Africa this week lost another leader, an important and special one, who will be better judged by history than by his own ANC party. After nearly 10 years as president of South Africa and five as Nelson Mandela's deputy president, Thabo Mbeki was ignominiously forced to step down on Thursday just six months before his term in office was due to end.
It didn't have to be this way, and it is a great shame that it was. It was a harsh, ungracious and unnecessary way to deal with an essentially decent and proud man, who had done a lot for his country and for southern Africa. And it says a lot for Mbeki, born and bred a loyal ANC cadre, that he bowed to the democratic process, even though denied the pomp and ceremony that would have been his after April's elections.
The next day, contained and dignified, he appeared on television to thank, without a flicker of bitterness or irony, the ANC "for giving me the opportunity to serve in public office". He talked of his successes, mostly on the economic front, but also acknowledged "the abject poverty we still find coexisting side by side with extraordinary opulence". And he reiterated his vision "of a South Africa that is democratic, non-racial, non-sexist and prosperous". And then he was gone – just like that. By Thursday South Africa had its third post-apartheid president – Kgalema Motlanthe, a moderate and respected ANC official who will keep the seat warm until Jacob Zuma takes over next April.
Ten years ago, as Nelson Mandela prepared to step down after only one five-year term as president, the great cry was: "What happens after Mandela?" What happened was Mbeki and another 10 years of political stability and economic growth. Those years have put South Africa in a much better place than it was at the end of apartheid, and Mbeki has had a lot to do with it.
Even when Mandela was president, it was Mbeki who did the heavy lifting, ran the government and developed the free-market economics which are greatly admired around the world and which have spawned a rich black middle class and even richer white and Indian communities.
It is true that the electricity supply has lagged behind demand; there is a major skills shortage and crime is close to being out of control. But Johannesburg today is the finest and most modern city in Africa; shopping centres, airports, roads, rail and ports are first world; white farmers still farm; vines are harvested; international mining companies still dig out bountiful quantities of platinum, gold, chrome and coal. This is no Zimbabwe, nor ever will be.
Mbeki gets little credit for it. In the immediate aftermath of his departure, his image, inside and outside South Africa, is of a flawed, austere and stubborn man whose legacy is an economic boom which has unfortunately has left the poor behind: unemployment is at 38 per cent and six million people (out of 43 million) are HIV positive, the majority of whom will almost certainly die from Aids.

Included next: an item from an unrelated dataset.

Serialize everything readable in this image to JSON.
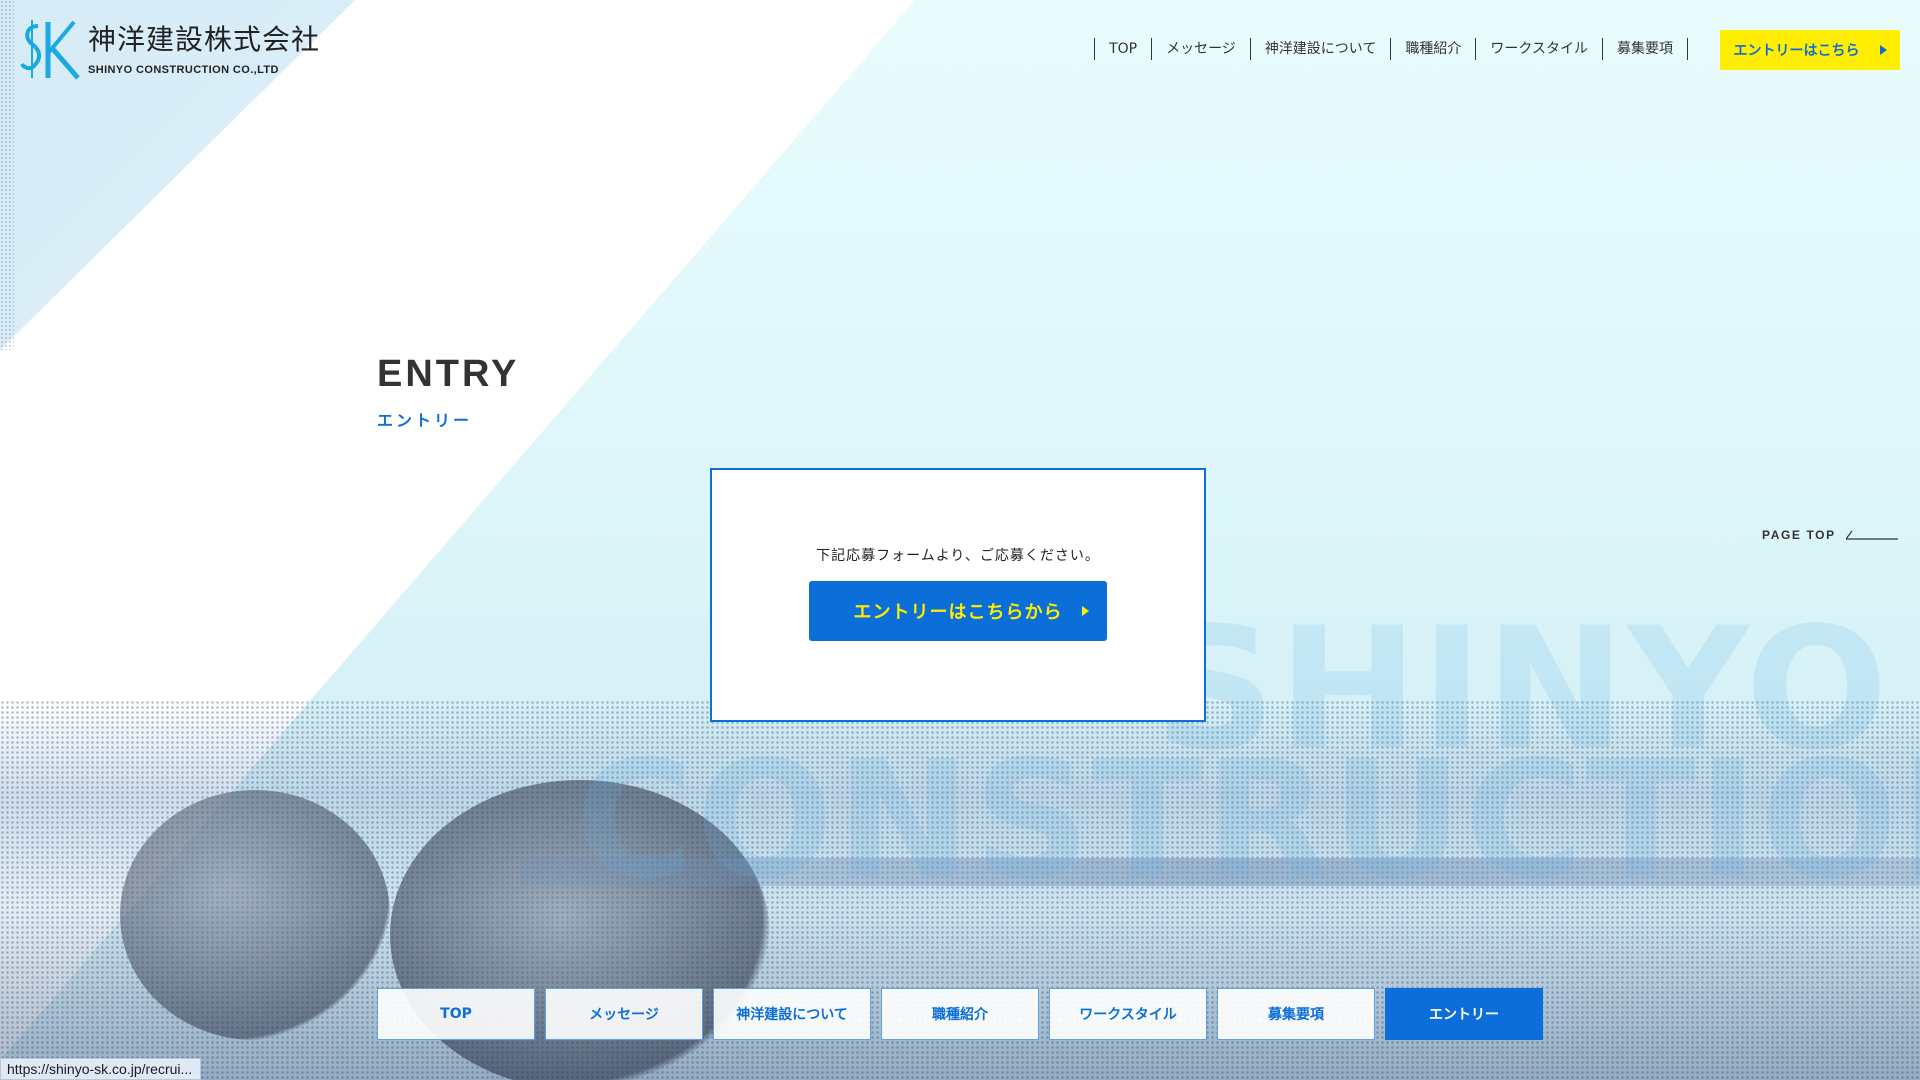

He is also seen as the man who couldn't say "boo" to Mugabe, even though he did at the very end cobble together a kind of peace deal there.
That's the case for the prosecution. The case for the defence is more complex, and elusive. Mandela was always wonderfully fruitful territory for historians and biographers and books, but students of Mbeki have found the ground hard going. Mark Gevisser, a fine biographer, after years of research and 800 pages admitted he never got below the surface of the man inside the Turnbull & Asser shirts and beautifully tailored suits.
Mandela, who never liked Mbeki and openly admitted that he had made "a mistake" in accepting him as his deputy, once remarked: "The trouble with Thabo is he is not an African." It seems an extraordinary thing to say about a fellow Xhosa who created the whole concept of what he called the "African Renaissance", but Mandela meant something different.
Somewhere, maybe during his student years at Southampton University or the Lenin Institute in Moscow, Mbeki seems to have lost touch with his roots. Along the way he developed a reputation as an aloof, intellectually arrogant and humourless man. Someone once said of Mbeki that he was "the only African who can't dance", and it was almost true.
As president he became more and more isolated and distant. His cultural tastes, although fairly eclectic, are often more Western than African. He once quoted an entire Yeats poem to 5,000 bemused ANC delegates, many of whom didn't even know where Ireland was, let alone Thoor Ballylee.
For relaxation he often read Heaney or the Shakespeare plays. He researched his own speeches, sitting up half the night browsing the internet, reading blogs and absorbing odd bits of sometimes irrelevant information. It was always alleged by his inner circle that he first formed his eccentric views on Aids when he stumbled on a site where perfectly respectable (then) scientists and opinion-formers argued that the Western Aids lobbies had, for their own financial reasons, vastly exaggerated the seriousness of the pandemic, and that HIV was unproven as the sole precursor to full-blown Aids which could just as easily be the result of malnutrition. Under Andrew Neil, The Sunday Times held pretty much the same view.
Mbeki has never tortured or killed anyone, as Mugabe and so many African (including South African) leaders have. He has rigidly fought against corruption in his own government, and striven to embed respect for the rule of law and human rights "as the cornerstone of our democracy".
None of this makes him a bad man. He deserves better.
Ivan Fallon is Chief Executive of Independent News & Media UK